Dune Ives knows a great recycling story when she sees one—and she sees it everywhere, from a woman’s garage filled with polypropylene to a recycling truck sending out postcards.

Part of her new job as Marketing Director at The Recycling Partnership will be to bring engaging, extraordinary stories to a wider audience.

Ives has worked in the field of environmental and climate change for more than 25 years, most recently as executive director of the environmental group Lonely Whale. The organization has become known for its multimedia campaigns addressing issues such as ocean plastic pollution and reducing single-use plastics.

Ives brings her expertise to TRP, where she now leads a team that will work on campaigns and communications aimed at making recycling more personal and meaningful to the general public. “It could be a mascot. It could be in production. It could be green,” she said with a laugh.

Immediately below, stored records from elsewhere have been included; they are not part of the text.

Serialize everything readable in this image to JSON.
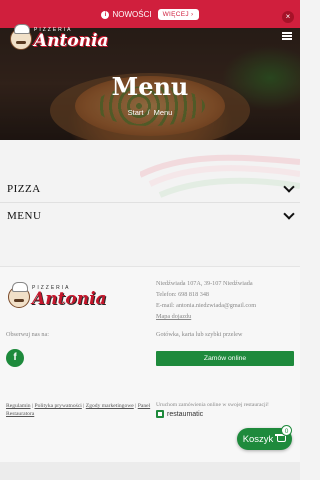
{
  "announcement": {
    "news_label": "NOWOŚCI",
    "more_label": "WIĘCEJ ›",
    "close_glyph": "×"
  },
  "brand": {
    "small": "PIZZERIA",
    "name": "Antonia"
  },
  "hero": {
    "title": "Menu",
    "breadcrumb": [
      "Start",
      "/",
      "Menu"
    ]
  },
  "categories": [
    {
      "label": "PIZZA"
    },
    {
      "label": "MENU"
    }
  ],
  "footer": {
    "address_line": "Niedźwiada 107A, 39-107 Niedźwiada",
    "phone": "Telefon: 698 818 348",
    "email": "E-mail: antonia.niedzwiada@gmail.com",
    "map_link": "Mapa dojazdu",
    "follow_label": "Obserwuj nas na:",
    "facebook_glyph": "f",
    "payment_label": "Gotówka, karta lub szybki przelew",
    "order_button": "Zamów online",
    "legal_links": [
      "Regulamin",
      "Polityka prywatności",
      "Zgody marketingowe",
      "Panel Restauratora"
    ],
    "restaumatic_note": "Uruchom zamówienia online w swojej restauracji!",
    "restaumatic_brand": "restaumatic"
  },
  "cart": {
    "label": "Koszyk",
    "count": "0"
  },
  "colors": {
    "accent_red": "#d01f3d",
    "accent_blue": "#3a5fa8",
    "accent_green": "#1e8a3c"
  },
  "icons": [
    "info-icon",
    "close-icon",
    "hamburger-icon",
    "chevron-down-icon",
    "facebook-icon",
    "restaumatic-logo-icon",
    "cart-icon"
  ]
}
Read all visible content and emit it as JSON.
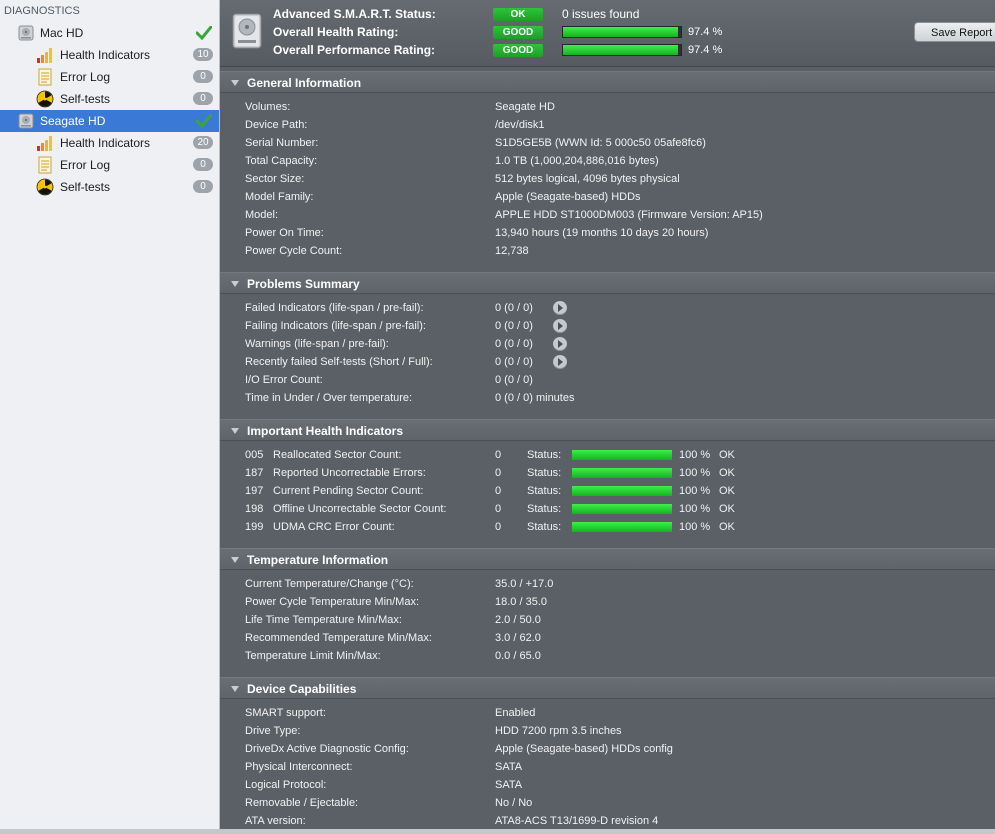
{
  "sidebar": {
    "section_title": "DIAGNOSTICS",
    "drives": [
      {
        "name": "Mac HD",
        "selected": false,
        "children": [
          {
            "label": "Health Indicators",
            "icon": "bar-chart-icon",
            "count": "10"
          },
          {
            "label": "Error Log",
            "icon": "document-icon",
            "count": "0"
          },
          {
            "label": "Self-tests",
            "icon": "radiation-icon",
            "count": "0"
          }
        ]
      },
      {
        "name": "Seagate HD",
        "selected": true,
        "children": [
          {
            "label": "Health Indicators",
            "icon": "bar-chart-icon",
            "count": "20"
          },
          {
            "label": "Error Log",
            "icon": "document-icon",
            "count": "0"
          },
          {
            "label": "Self-tests",
            "icon": "radiation-icon",
            "count": "0"
          }
        ]
      }
    ]
  },
  "summary": {
    "smart_status_label": "Advanced S.M.A.R.T. Status:",
    "smart_status_value": "OK",
    "issues": "0 issues found",
    "health_label": "Overall Health Rating:",
    "health_value": "GOOD",
    "health_level": 0.974,
    "health_pct": "97.4 %",
    "performance_label": "Overall Performance Rating:",
    "performance_value": "GOOD",
    "performance_level": 0.974,
    "performance_pct": "97.4 %",
    "save_button": "Save Report"
  },
  "colors": {
    "good_green": "#22b22e",
    "selected_blue": "#3b79d6",
    "panel_bg": "#5b6066"
  },
  "general": {
    "title": "General Information",
    "rows": [
      {
        "label": "Volumes:",
        "value": "Seagate HD"
      },
      {
        "label": "Device Path:",
        "value": "/dev/disk1"
      },
      {
        "label": "Serial Number:",
        "value": "S1D5GE5B (WWN Id: 5 000c50 05afe8fc6)"
      },
      {
        "label": "Total Capacity:",
        "value": "1.0 TB (1,000,204,886,016 bytes)"
      },
      {
        "label": "Sector Size:",
        "value": "512 bytes logical, 4096 bytes physical"
      },
      {
        "label": "Model Family:",
        "value": "Apple (Seagate-based) HDDs"
      },
      {
        "label": "Model:",
        "value": "APPLE HDD ST1000DM003  (Firmware Version: AP15)"
      },
      {
        "label": "Power On Time:",
        "value": "13,940 hours (19 months 10 days 20 hours)"
      },
      {
        "label": "Power Cycle Count:",
        "value": "12,738"
      }
    ]
  },
  "problems": {
    "title": "Problems Summary",
    "rows": [
      {
        "label": "Failed Indicators (life-span / pre-fail):",
        "value": "0 (0 / 0)",
        "arrow": true
      },
      {
        "label": "Failing Indicators (life-span / pre-fail):",
        "value": "0 (0 / 0)",
        "arrow": true
      },
      {
        "label": "Warnings (life-span / pre-fail):",
        "value": "0 (0 / 0)",
        "arrow": true
      },
      {
        "label": "Recently failed Self-tests (Short / Full):",
        "value": "0 (0 / 0)",
        "arrow": true
      },
      {
        "label": "I/O Error Count:",
        "value": "0 (0 / 0)",
        "arrow": false
      },
      {
        "label": "Time in Under / Over temperature:",
        "value": "0 (0 / 0)  minutes",
        "arrow": false
      }
    ]
  },
  "health": {
    "title": "Important Health Indicators",
    "status_label": "Status:",
    "rows": [
      {
        "code": "005",
        "name": "Reallocated Sector Count:",
        "value": "0",
        "level": 1.0,
        "pct": "100 %",
        "state": "OK"
      },
      {
        "code": "187",
        "name": "Reported Uncorrectable Errors:",
        "value": "0",
        "level": 1.0,
        "pct": "100 %",
        "state": "OK"
      },
      {
        "code": "197",
        "name": "Current Pending Sector Count:",
        "value": "0",
        "level": 1.0,
        "pct": "100 %",
        "state": "OK"
      },
      {
        "code": "198",
        "name": "Offline Uncorrectable Sector Count:",
        "value": "0",
        "level": 1.0,
        "pct": "100 %",
        "state": "OK"
      },
      {
        "code": "199",
        "name": "UDMA CRC Error Count:",
        "value": "0",
        "level": 1.0,
        "pct": "100 %",
        "state": "OK"
      }
    ]
  },
  "temperature": {
    "title": "Temperature Information",
    "rows": [
      {
        "label": "Current Temperature/Change (°C):",
        "value": "35.0 / +17.0"
      },
      {
        "label": "Power Cycle Temperature Min/Max:",
        "value": "18.0 / 35.0"
      },
      {
        "label": "Life Time Temperature Min/Max:",
        "value": "2.0   / 50.0"
      },
      {
        "label": "Recommended Temperature Min/Max:",
        "value": "3.0   / 62.0"
      },
      {
        "label": "Temperature Limit Min/Max:",
        "value": "0.0   / 65.0"
      }
    ]
  },
  "capabilities": {
    "title": "Device Capabilities",
    "rows": [
      {
        "label": "SMART support:",
        "value": "Enabled"
      },
      {
        "label": "Drive Type:",
        "value": "HDD 7200 rpm 3.5 inches"
      },
      {
        "label": "DriveDx Active Diagnostic Config:",
        "value": "Apple (Seagate-based) HDDs config"
      },
      {
        "label": "Physical Interconnect:",
        "value": "SATA"
      },
      {
        "label": "Logical Protocol:",
        "value": "SATA"
      },
      {
        "label": "Removable / Ejectable:",
        "value": "No / No"
      },
      {
        "label": "ATA version:",
        "value": "ATA8-ACS T13/1699-D revision 4"
      }
    ]
  }
}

A big part of her job will be to combat the idea that recycling doesn’t work. It’s something she plans to combat in her new role at TRP, by drawing attention to recyclers, municipalities and others who are using community programs and new technologies to improve collection. TRP is also working on campaigns to highlight efforts to make recycling more accessible.

“The truth is we have these recycling plants across the country, over 9,000 recycling programs and hundreds of thousands of people who work in recycling every day,” she said. “We have people who want to recycle, who want to see it work and know it works. We just need to tell that story more often.”

Ives spoke with Waste Dive about her new role and how The Recycling Partnership plans to continue working with municipalities and recyclers while also spreading its message to a wider audience.

This conversation has been edited for length and clarity.

WASTE DIVE: How is The Recycling Partnership approaching recycling campaigns aimed at the public in the near future and what have you learned from your previous roles that you will take with you into this job?

Dune Ives, Marketing Director at The Recycling Partnership

Courtesy of The Recycling Partnership

IVES DUNES: It’s the 10th anniversary (of The Recycling Partnership) and a major turning point. Where do we go next? My team tells the story of where we’ve been and the impact that the grantmaking we’ve done has had on the communities that receive those grants. My team is also responsible for helping shape the narrative of where we’re going next in the next 10 years.

At Lonely Whale we had really valuable content production, storytelling and campaigns that captured the imagination and allowed people to see themselves in the story and start to change social norms. It was focused on the issue of plastic waste. But what I love about coming to The Recycling Partnership is that it’s not just about plastic, it’s about all the substrates and making sure we have the most effective recycling system in the country that we can have.

We put a lot of thought into figuring out what makes people pay attention to something in their daily lives that has just become normal. There is trash on the ground, and in our daily lives there are unnecessary, disposable items that we have simply accepted as normal.

One of the most important things to understand in behavior change communication is that no one likes being told what to do. It’s also hard to get someone to commit to something when all we’re saying is how bad it is. “Recycling is too hard. Recycling is so expensive. Recycling doesn’t do anything to reduce the production of plastic or glass.”

I can’t wait to take the lessons learned from Lonely Whale and apply them to the recycling industry, to say, “Recycling actually works.” It works in Elgin, Illinois. It works in Kansas City, Missouri. It works in Baltimore. It works all over the country. It’s about showing the success stories so people are really excited to participate.

There are many recycling campaigns that focus on individual actions. How do you design these messages in a way that balances the broader political initiatives that TRP supports?

If we want someone to do something, there has to be an easily accessible solution. In some cases, there is no easy way for people to participate in recycling, and this is where policy change becomes so important.